Source material section start
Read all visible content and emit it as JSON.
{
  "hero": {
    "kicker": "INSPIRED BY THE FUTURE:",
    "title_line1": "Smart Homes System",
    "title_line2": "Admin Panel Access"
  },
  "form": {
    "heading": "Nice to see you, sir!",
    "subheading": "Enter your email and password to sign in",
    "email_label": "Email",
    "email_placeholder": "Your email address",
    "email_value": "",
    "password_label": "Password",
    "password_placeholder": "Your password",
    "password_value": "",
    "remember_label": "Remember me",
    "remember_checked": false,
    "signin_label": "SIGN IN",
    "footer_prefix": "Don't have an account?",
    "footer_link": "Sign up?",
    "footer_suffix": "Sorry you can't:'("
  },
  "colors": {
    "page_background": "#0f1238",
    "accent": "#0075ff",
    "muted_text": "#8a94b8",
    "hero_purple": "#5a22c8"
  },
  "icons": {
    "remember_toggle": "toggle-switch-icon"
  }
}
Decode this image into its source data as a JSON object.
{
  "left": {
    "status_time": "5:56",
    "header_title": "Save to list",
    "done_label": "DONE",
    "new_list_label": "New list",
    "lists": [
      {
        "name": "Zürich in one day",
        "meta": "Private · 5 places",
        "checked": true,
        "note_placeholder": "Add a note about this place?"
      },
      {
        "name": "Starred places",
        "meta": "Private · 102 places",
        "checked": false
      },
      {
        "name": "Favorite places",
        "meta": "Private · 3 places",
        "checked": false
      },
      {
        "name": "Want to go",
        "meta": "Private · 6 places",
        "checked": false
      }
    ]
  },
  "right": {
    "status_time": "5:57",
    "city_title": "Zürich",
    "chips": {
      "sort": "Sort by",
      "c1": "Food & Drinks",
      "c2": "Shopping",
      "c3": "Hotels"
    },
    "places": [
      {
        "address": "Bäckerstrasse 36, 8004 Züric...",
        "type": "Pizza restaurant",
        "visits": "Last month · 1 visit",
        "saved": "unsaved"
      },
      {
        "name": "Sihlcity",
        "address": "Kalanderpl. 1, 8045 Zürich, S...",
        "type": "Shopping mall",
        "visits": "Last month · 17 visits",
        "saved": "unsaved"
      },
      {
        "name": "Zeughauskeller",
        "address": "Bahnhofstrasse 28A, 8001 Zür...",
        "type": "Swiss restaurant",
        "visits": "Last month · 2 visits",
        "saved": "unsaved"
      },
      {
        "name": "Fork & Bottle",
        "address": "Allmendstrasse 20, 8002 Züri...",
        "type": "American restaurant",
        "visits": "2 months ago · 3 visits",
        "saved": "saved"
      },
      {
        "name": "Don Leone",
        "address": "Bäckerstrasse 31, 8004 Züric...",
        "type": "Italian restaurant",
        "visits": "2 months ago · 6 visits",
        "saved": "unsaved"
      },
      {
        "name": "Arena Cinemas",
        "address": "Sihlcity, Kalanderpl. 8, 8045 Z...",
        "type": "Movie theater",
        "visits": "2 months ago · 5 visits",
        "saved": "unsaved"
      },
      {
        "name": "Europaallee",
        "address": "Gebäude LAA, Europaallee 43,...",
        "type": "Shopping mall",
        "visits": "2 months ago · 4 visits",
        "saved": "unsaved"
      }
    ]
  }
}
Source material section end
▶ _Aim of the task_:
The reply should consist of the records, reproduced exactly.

▶ _Response to this task_:
Read all visible content and emit it as JSON.
{
  "hero": {
    "kicker": "INSPIRED BY THE FUTURE:",
    "title_line1": "Smart Homes System",
    "title_line2": "Admin Panel Access"
  },
  "form": {
    "heading": "Nice to see you, sir!",
    "subheading": "Enter your email and password to sign in",
    "email_label": "Email",
    "email_placeholder": "Your email address",
    "email_value": "",
    "password_label": "Password",
    "password_placeholder": "Your password",
    "password_value": "",
    "remember_label": "Remember me",
    "remember_checked": false,
    "signin_label": "SIGN IN",
    "footer_prefix": "Don't have an account?",
    "footer_link": "Sign up?",
    "footer_suffix": "Sorry you can't:'("
  },
  "colors": {
    "page_background": "#0f1238",
    "accent": "#0075ff",
    "muted_text": "#8a94b8",
    "hero_purple": "#5a22c8"
  },
  "icons": {
    "remember_toggle": "toggle-switch-icon"
  }
}
Decode this image into its source data as a JSON object.
{
  "left": {
    "status_time": "5:56",
    "header_title": "Save to list",
    "done_label": "DONE",
    "new_list_label": "New list",
    "lists": [
      {
        "name": "Zürich in one day",
        "meta": "Private · 5 places",
        "checked": true,
        "note_placeholder": "Add a note about this place?"
      },
      {
        "name": "Starred places",
        "meta": "Private · 102 places",
        "checked": false
      },
      {
        "name": "Favorite places",
        "meta": "Private · 3 places",
        "checked": false
      },
      {
        "name": "Want to go",
        "meta": "Private · 6 places",
        "checked": false
      }
    ]
  },
  "right": {
    "status_time": "5:57",
    "city_title": "Zürich",
    "chips": {
      "sort": "Sort by",
      "c1": "Food & Drinks",
      "c2": "Shopping",
      "c3": "Hotels"
    },
    "places": [
      {
        "address": "Bäckerstrasse 36, 8004 Züric...",
        "type": "Pizza restaurant",
        "visits": "Last month · 1 visit",
        "saved": "unsaved"
      },
      {
        "name": "Sihlcity",
        "address": "Kalanderpl. 1, 8045 Zürich, S...",
        "type": "Shopping mall",
        "visits": "Last month · 17 visits",
        "saved": "unsaved"
      },
      {
        "name": "Zeughauskeller",
        "address": "Bahnhofstrasse 28A, 8001 Zür...",
        "type": "Swiss restaurant",
        "visits": "Last month · 2 visits",
        "saved": "unsaved"
      },
      {
        "name": "Fork & Bottle",
        "address": "Allmendstrasse 20, 8002 Züri...",
        "type": "American restaurant",
        "visits": "2 months ago · 3 visits",
        "saved": "saved"
      },
      {
        "name": "Don Leone",
        "address": "Bäckerstrasse 31, 8004 Züric...",
        "type": "Italian restaurant",
        "visits": "2 months ago · 6 visits",
        "saved": "unsaved"
      },
      {
        "name": "Arena Cinemas",
        "address": "Sihlcity, Kalanderpl. 8, 8045 Z...",
        "type": "Movie theater",
        "visits": "2 months ago · 5 visits",
        "saved": "unsaved"
      },
      {
        "name": "Europaallee",
        "address": "Gebäude LAA, Europaallee 43,...",
        "type": "Shopping mall",
        "visits": "2 months ago · 4 visits",
        "saved": "unsaved"
      }
    ]
  }
}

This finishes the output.